Below are records; how many of their lines contain "Auburn"? Give the number and no other words.

(Collection entries)
****************

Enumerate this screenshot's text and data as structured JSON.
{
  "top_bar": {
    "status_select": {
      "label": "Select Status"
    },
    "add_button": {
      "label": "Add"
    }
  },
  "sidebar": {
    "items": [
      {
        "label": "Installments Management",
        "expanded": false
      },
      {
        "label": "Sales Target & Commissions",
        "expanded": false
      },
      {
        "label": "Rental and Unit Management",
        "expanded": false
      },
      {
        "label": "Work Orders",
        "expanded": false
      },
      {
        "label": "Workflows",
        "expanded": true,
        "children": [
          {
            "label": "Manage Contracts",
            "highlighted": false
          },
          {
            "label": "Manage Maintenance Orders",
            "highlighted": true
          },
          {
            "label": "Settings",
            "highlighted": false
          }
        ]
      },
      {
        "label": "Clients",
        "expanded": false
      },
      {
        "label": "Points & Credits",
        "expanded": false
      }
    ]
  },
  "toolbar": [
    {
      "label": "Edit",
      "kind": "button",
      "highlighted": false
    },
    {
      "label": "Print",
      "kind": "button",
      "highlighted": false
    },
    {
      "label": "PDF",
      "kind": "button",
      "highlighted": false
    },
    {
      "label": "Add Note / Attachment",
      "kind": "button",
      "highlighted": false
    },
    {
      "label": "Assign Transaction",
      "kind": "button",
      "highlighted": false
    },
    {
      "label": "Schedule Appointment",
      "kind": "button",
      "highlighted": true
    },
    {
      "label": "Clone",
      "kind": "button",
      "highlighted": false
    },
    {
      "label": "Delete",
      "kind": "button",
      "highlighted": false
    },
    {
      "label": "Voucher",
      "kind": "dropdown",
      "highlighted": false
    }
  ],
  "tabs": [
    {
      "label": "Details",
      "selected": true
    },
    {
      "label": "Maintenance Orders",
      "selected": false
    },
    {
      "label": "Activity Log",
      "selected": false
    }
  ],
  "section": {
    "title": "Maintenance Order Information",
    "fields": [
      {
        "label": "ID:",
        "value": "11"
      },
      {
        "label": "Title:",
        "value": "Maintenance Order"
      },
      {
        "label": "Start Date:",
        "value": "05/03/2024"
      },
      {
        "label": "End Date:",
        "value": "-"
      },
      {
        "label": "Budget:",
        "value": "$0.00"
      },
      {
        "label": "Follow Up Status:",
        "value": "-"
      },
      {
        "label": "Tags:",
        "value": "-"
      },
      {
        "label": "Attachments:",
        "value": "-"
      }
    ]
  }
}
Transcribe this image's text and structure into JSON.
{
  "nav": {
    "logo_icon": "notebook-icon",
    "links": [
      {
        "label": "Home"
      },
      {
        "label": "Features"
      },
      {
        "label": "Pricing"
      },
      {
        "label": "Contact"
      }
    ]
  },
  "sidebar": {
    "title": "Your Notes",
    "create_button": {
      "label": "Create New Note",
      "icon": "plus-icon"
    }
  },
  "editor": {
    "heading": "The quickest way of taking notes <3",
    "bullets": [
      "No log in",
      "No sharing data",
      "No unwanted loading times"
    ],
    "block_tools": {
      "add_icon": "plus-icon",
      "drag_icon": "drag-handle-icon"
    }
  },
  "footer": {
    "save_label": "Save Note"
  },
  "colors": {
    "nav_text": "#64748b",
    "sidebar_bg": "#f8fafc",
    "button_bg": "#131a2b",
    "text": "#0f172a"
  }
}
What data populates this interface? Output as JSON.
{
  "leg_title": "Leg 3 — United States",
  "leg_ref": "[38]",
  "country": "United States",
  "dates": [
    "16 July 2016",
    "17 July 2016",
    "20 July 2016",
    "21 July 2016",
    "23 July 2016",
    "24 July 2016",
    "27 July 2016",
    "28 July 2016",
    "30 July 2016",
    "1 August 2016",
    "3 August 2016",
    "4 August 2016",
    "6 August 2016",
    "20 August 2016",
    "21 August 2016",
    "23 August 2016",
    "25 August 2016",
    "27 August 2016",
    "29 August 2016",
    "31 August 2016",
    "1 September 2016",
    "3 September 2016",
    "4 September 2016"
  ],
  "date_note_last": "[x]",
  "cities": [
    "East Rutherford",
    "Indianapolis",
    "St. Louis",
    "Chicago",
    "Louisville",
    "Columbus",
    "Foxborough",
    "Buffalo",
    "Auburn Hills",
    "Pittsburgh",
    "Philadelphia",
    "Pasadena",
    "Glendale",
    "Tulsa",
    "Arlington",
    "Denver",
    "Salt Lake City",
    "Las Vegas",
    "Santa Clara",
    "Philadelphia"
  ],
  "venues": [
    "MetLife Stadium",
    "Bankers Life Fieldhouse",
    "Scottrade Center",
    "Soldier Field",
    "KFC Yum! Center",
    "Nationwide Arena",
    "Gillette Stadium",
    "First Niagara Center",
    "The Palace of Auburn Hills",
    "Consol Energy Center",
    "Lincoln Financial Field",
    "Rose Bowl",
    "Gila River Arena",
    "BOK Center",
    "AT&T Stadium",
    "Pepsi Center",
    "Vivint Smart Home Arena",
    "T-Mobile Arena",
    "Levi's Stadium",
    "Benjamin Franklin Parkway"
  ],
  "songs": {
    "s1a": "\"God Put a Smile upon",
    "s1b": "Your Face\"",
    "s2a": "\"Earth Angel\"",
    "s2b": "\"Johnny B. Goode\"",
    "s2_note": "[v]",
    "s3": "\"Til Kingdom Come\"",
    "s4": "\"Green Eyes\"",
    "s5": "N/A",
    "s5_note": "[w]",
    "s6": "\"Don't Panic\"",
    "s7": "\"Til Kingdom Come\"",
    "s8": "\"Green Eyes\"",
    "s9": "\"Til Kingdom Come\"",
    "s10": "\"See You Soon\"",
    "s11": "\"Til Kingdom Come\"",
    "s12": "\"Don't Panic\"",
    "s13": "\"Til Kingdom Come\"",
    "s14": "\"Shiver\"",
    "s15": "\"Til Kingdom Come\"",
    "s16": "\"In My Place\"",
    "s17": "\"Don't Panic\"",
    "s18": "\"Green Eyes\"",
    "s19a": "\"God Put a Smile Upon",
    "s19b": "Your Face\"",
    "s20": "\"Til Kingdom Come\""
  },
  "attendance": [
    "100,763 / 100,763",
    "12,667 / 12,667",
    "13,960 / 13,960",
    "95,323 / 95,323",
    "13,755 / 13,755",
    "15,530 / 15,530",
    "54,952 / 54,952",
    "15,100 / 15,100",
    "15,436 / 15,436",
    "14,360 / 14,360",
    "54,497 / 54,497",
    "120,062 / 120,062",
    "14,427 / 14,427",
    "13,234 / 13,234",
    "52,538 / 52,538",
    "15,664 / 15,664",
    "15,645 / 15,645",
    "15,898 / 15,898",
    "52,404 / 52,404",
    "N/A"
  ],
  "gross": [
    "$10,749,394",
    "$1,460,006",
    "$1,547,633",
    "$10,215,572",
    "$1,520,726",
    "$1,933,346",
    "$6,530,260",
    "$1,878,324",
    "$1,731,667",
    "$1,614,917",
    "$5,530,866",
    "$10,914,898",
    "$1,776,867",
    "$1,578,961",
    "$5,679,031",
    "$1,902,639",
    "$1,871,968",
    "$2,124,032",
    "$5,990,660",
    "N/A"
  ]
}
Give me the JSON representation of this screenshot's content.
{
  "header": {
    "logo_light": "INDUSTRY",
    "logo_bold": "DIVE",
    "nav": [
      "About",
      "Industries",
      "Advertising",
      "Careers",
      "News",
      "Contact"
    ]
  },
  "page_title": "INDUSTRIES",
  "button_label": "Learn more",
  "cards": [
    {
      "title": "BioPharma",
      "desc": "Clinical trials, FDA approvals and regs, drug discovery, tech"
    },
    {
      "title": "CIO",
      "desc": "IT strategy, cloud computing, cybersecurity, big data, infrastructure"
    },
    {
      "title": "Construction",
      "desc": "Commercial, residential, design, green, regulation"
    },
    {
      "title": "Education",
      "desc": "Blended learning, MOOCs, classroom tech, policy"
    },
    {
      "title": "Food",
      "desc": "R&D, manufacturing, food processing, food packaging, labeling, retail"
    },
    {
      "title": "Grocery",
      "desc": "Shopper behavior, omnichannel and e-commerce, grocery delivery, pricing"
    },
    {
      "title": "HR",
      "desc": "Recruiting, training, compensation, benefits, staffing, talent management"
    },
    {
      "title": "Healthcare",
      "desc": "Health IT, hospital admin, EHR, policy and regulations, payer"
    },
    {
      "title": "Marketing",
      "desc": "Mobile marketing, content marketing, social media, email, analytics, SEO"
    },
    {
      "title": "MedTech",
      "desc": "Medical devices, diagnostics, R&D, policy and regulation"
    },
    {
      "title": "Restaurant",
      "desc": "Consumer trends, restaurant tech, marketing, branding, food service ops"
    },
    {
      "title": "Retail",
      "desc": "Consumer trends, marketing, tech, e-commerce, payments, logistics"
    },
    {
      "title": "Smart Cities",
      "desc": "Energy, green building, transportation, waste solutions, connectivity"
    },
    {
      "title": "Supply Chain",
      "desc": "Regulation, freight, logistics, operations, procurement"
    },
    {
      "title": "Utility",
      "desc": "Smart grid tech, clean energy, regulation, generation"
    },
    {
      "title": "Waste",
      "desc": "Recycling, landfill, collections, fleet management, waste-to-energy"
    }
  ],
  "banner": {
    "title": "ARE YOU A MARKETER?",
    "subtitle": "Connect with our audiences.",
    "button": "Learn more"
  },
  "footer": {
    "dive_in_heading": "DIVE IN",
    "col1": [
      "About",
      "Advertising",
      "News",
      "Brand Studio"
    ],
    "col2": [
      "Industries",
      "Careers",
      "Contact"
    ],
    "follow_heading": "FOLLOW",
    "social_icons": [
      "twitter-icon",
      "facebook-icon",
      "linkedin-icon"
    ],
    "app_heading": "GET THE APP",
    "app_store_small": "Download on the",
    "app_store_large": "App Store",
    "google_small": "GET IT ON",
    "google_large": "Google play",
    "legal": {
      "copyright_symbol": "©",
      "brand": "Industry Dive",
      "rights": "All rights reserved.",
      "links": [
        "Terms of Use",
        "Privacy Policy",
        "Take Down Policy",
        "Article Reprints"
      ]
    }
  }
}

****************

- Result
2